Finally, BlackBerry Limited has signed an agreement to sell to a consortium led by Prem Watsa’s Fairfax Holdings. The timing of the announcement is ironic because over the weekend the world’s incredulous eyes were on BotchBerry as the former leader, which has floundered for years as a hardware innovator, lost the plot as a software supplier as well. The launch of the BBM messenger to competing mobile platforms had to be rolled back when an unauthorised app on Google Play brought unexpected traffic to BlackBerry Limited's servers. What, BlackBerry didn’t know that Android has an open ecosystem?
Briefly, the company tried to snatch dignity from the jaws of ignominy with the ‘thank you for crashing our servers’ manoeuvre, which used to be popular with start-ups in the 1990s. If you couldn’t scale up and your service flaked out, you claimed an overwhelming response to your product. But, in 2013, when server farms, multiple redundancies and the cloud are behind every product, such petty deceptions are underwhelming.
But thanks to the BBM release drama, BlackBerry Limited did not have to face some curious questions which were in the air. The company had released its second quarter results on Friday, a time-honoured strategy to dilute coverage, since business readers are less attentive over the weekend and publications show their softer side.
There was much to hide here. Revenue stood at $1.6 billion, half of what analysts expected. Costs are to be halved by 2015, trammelling growth, and the Wall Street Journal has reported 40% job cuts. About 5.9 million smartphones were sold. In contrast, Apple shipped 9 million units of two new iPhone models within the first weekend of release and reported 200 million devices upgraded to the new iOS 7.

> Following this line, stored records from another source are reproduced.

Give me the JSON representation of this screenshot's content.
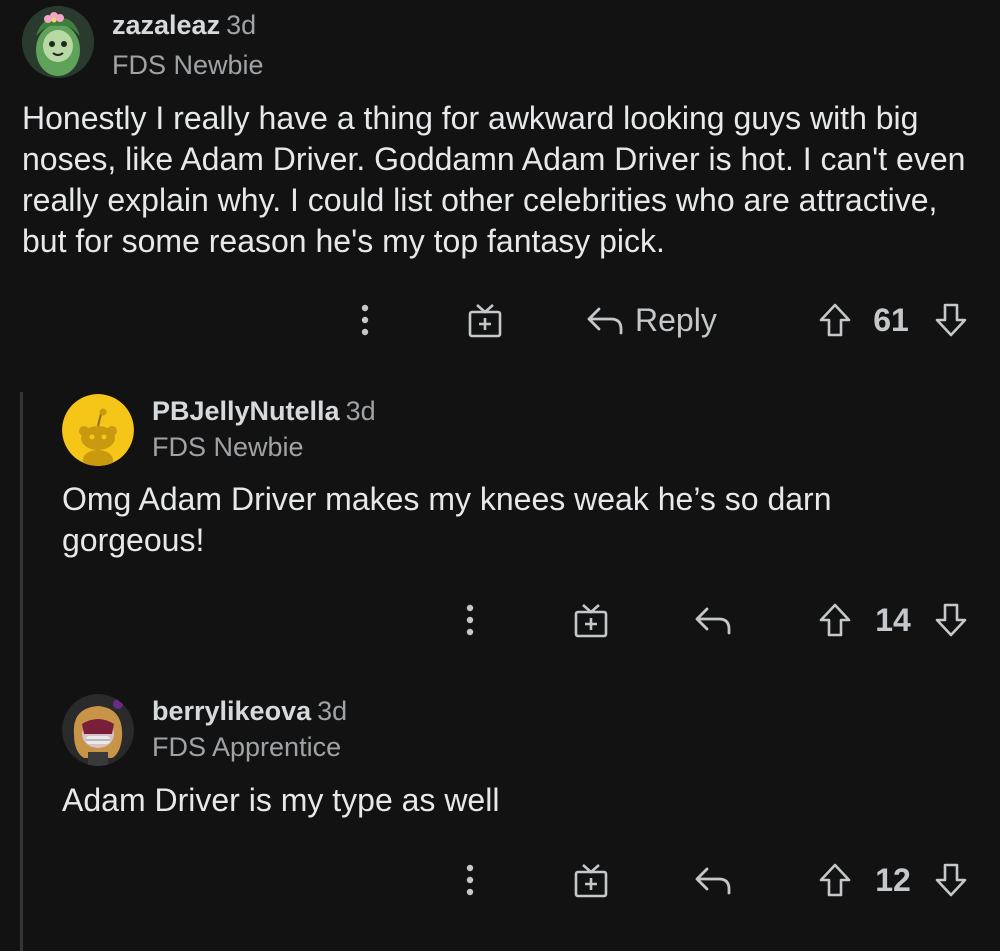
{
  "comments": [
    {
      "username": "zazaleaz",
      "age": "3d",
      "flair": "FDS Newbie",
      "body": "Honestly I really have a thing for awkward looking guys with big noses, like Adam Driver. Goddamn Adam Driver is hot. I can't even really explain why. I could list other celebrities who are attractive, but for some reason he's my top fantasy pick.",
      "reply_label": "Reply",
      "score": "61",
      "avatar_icon": "green-character-avatar-icon"
    },
    {
      "username": "PBJellyNutella",
      "age": "3d",
      "flair": "FDS Newbie",
      "body": "Omg Adam Driver makes my knees weak he’s so darn gorgeous!",
      "score": "14",
      "avatar_icon": "default-snoo-avatar-icon"
    },
    {
      "username": "berrylikeova",
      "age": "3d",
      "flair": "FDS Apprentice",
      "body": "Adam Driver is my type as well",
      "score": "12",
      "avatar_icon": "custom-character-avatar-icon"
    }
  ],
  "colors": {
    "background": "#121212",
    "text": "#d7dadc",
    "muted": "#9fa3a6",
    "thread_line": "#343536",
    "snoo_yellow": "#f5c518"
  }
}
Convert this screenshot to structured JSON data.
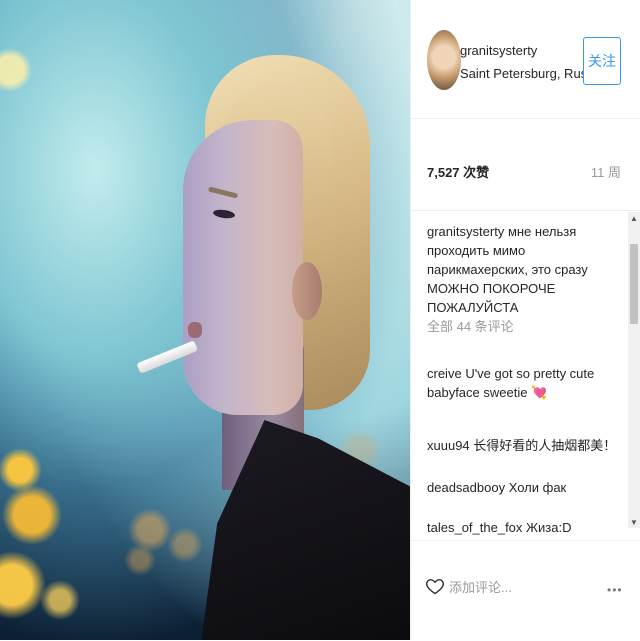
{
  "post": {
    "username": "granitsysterty",
    "location": "Saint Petersburg, Rus...",
    "follow_label": "关注",
    "likes": "7,527 次赞",
    "time_ago": "11 周",
    "caption": {
      "user": "granitsysterty",
      "text": "мне нельзя проходить мимо парикмахерских, это сразу МОЖНО ПОКОРОЧЕ ПОЖАЛУЙСТА"
    },
    "view_all": "全部 44 条评论",
    "comments": [
      {
        "user": "creive",
        "text": "U've got so pretty cute babyface sweetie 💘"
      },
      {
        "user": "xuuu94",
        "text": "长得好看的人抽烟都美！"
      },
      {
        "user": "deadsadbooy",
        "text": "Холи фак"
      },
      {
        "user": "tales_of_the_fox",
        "text": "Жиза:D"
      }
    ],
    "add_comment_placeholder": "添加评论...",
    "more_label": "•••"
  },
  "colors": {
    "accent": "#3897f0",
    "muted": "#999999",
    "text": "#262626"
  }
}
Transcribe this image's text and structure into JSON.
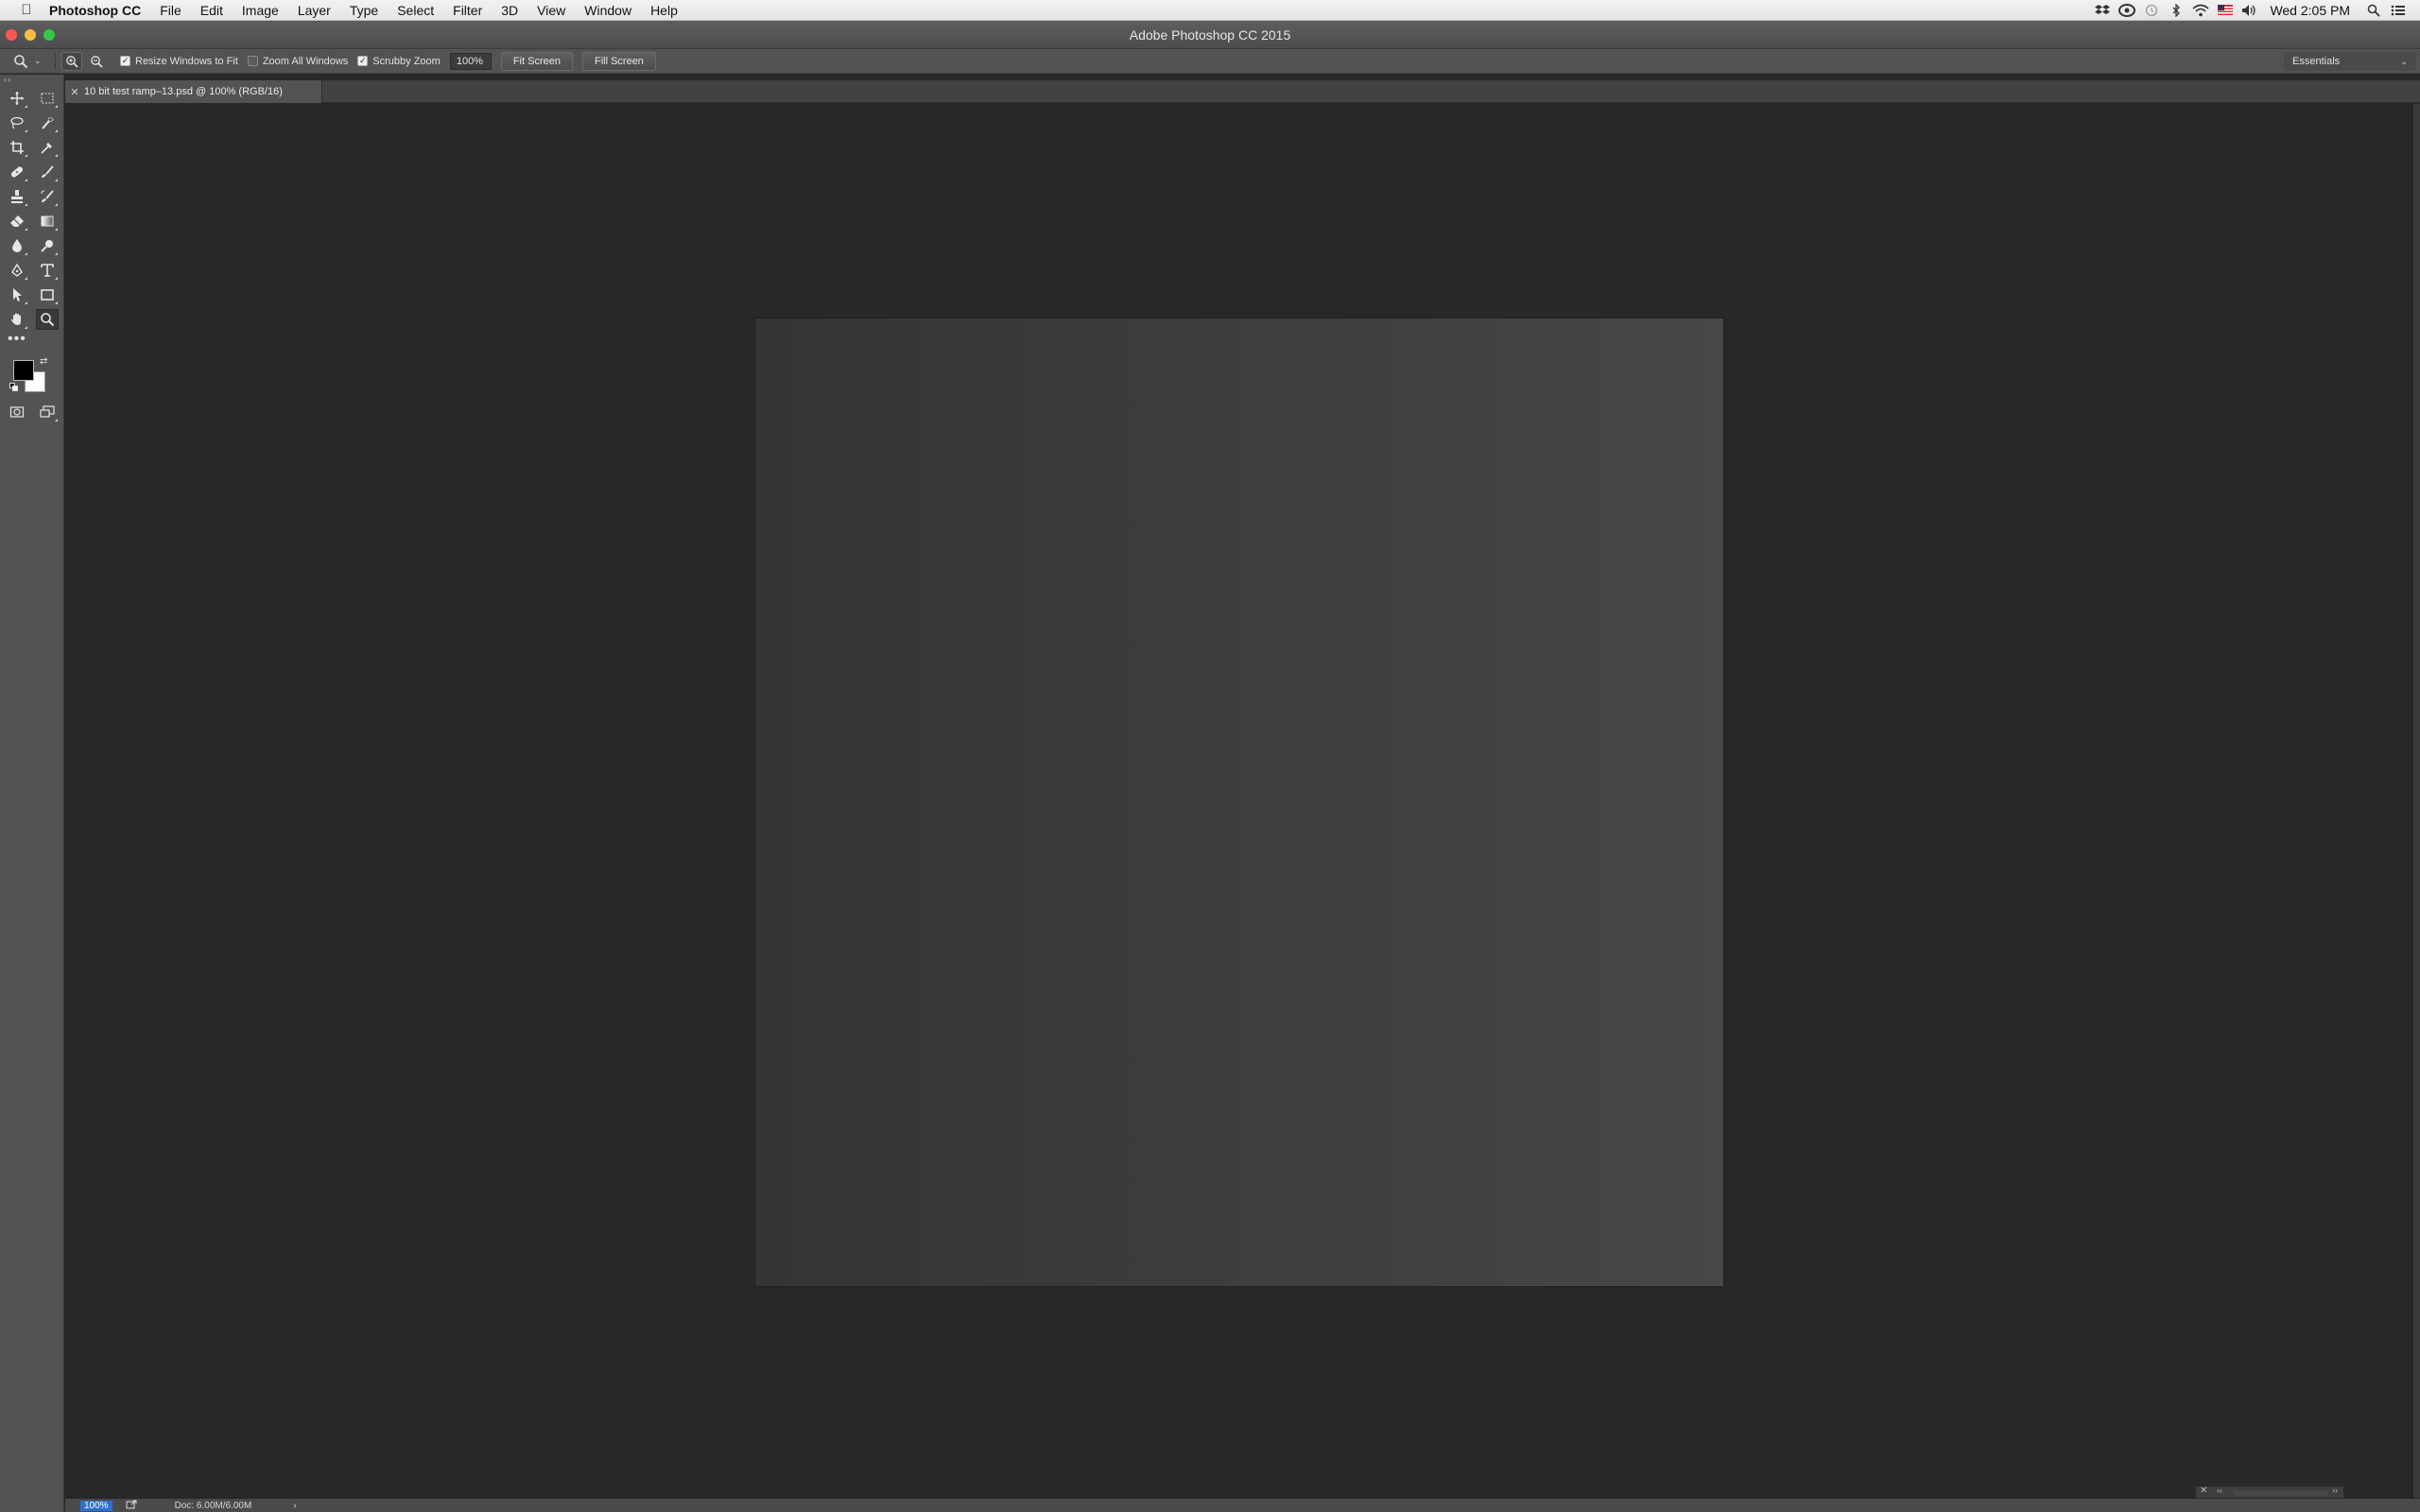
{
  "menubar": {
    "app_name": "Photoshop CC",
    "items": [
      "File",
      "Edit",
      "Image",
      "Layer",
      "Type",
      "Select",
      "Filter",
      "3D",
      "View",
      "Window",
      "Help"
    ],
    "clock": "Wed 2:05 PM",
    "tray_icons": [
      "dropbox-icon",
      "creative-cloud-icon",
      "time-machine-icon",
      "bluetooth-icon",
      "wifi-icon",
      "us-flag-icon",
      "volume-icon"
    ]
  },
  "window": {
    "title": "Adobe Photoshop CC 2015"
  },
  "options": {
    "resize_windows_label": "Resize Windows to Fit",
    "resize_windows_checked": true,
    "zoom_all_label": "Zoom All Windows",
    "zoom_all_checked": false,
    "scrubby_label": "Scrubby Zoom",
    "scrubby_checked": true,
    "zoom_value": "100%",
    "fit_screen_label": "Fit Screen",
    "fill_screen_label": "Fill Screen",
    "workspace": "Essentials"
  },
  "document": {
    "tab_title": "10 bit test ramp–13.psd @ 100% (RGB/16)",
    "canvas_gradient": [
      "#343434",
      "#474747"
    ]
  },
  "status": {
    "zoom": "100%",
    "doc_info": "Doc: 6.00M/6.00M",
    "arrow": "›"
  },
  "colors": {
    "foreground": "#000000",
    "background": "#ffffff"
  }
}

Research in Motion had been a hardware leader with a firm grip on the enterprise segment. What does it say about BlackBerry Limited's conviction of its competence in hardware when it is willing to release its software products to users of other hardware platforms? Of course, the BBM would be snapped up, especially by people who have never used BlackBerry and want to know what the mystique was all about. But can a messaging service be monetised to any great extent? After the Whatsapp and Facebook Messengers, well after every operating system, for mobile and PC, has unified messaging, do you really need BBM? Besides, with its USP heavily eroded, not by technological progress but by geopolitics, BBM is not what it used to be.
The USP of BlackBerry Limited was the promise of watertight, airtight security in messaging, email and file transfers. Once upon a time, this worked as advertised—almost. The whole world’s BBM traffic ran through secure servers in Canada, with the company claiming that even its own machines could not snoop on traffic, never mind governments or hackers. The promise of end-to-end security made BlackBerry Limited indispensable for the enterprise—transnational corporations, research organisations, government. But the promise of cheap, private, real time communications worldwide also made it indispensable for terrorists, contraband traders, money launderers and gangsters, and governments seeking to enforce the law and protect their civilians began to demand access to traffic. India was the turning point in 2010, with the government prepared to shut down BlackBerry Limited services if it was denied access. Other countries like Algeria, the UAE, Lebanon and Indonesia had also set up a clamour but India was the decisive market.
Research in Motion capitulated to save one of its most promising markets of the time but how much access Indian agencies enjoy remains unclear, amidst claims and counterclaims. It appears to be a compromise—setting up a server in India to comply with regulations, thus avoiding having to share encryption keys which BlackBerry Limited claims it does not have—and a pall of smokescreens may be useful for both parties.
Interestingly, while this step was read as a compromise on a core aspect of service quality and everyone with access to a word processor harangued India for wanting to snoop on its citizens, they missed an even bigger elephant in the room. The US, which has reason to be the most security-obsessed nation on earth, has never demanded anything of BlackBerry. This suggests that it has always had the technical, legal or contractual ability to read traffic. Or, to put it another way, perhaps BlackBerry Limited traffic has never been secure from all eyes.
How will the Fairfax-led consortium steer BlackBerry Limited, which it is buying for a tiny fraction of its possible value—with a $75 billion discount, by one reckoning? Assuming that the buyers knew about the proposals to slash jobs and overheads in Friday’s report, they may want to focus on services rather than hardware. The returns would be limited, but so would the risk be limited. What next, a Whatsapp buyout?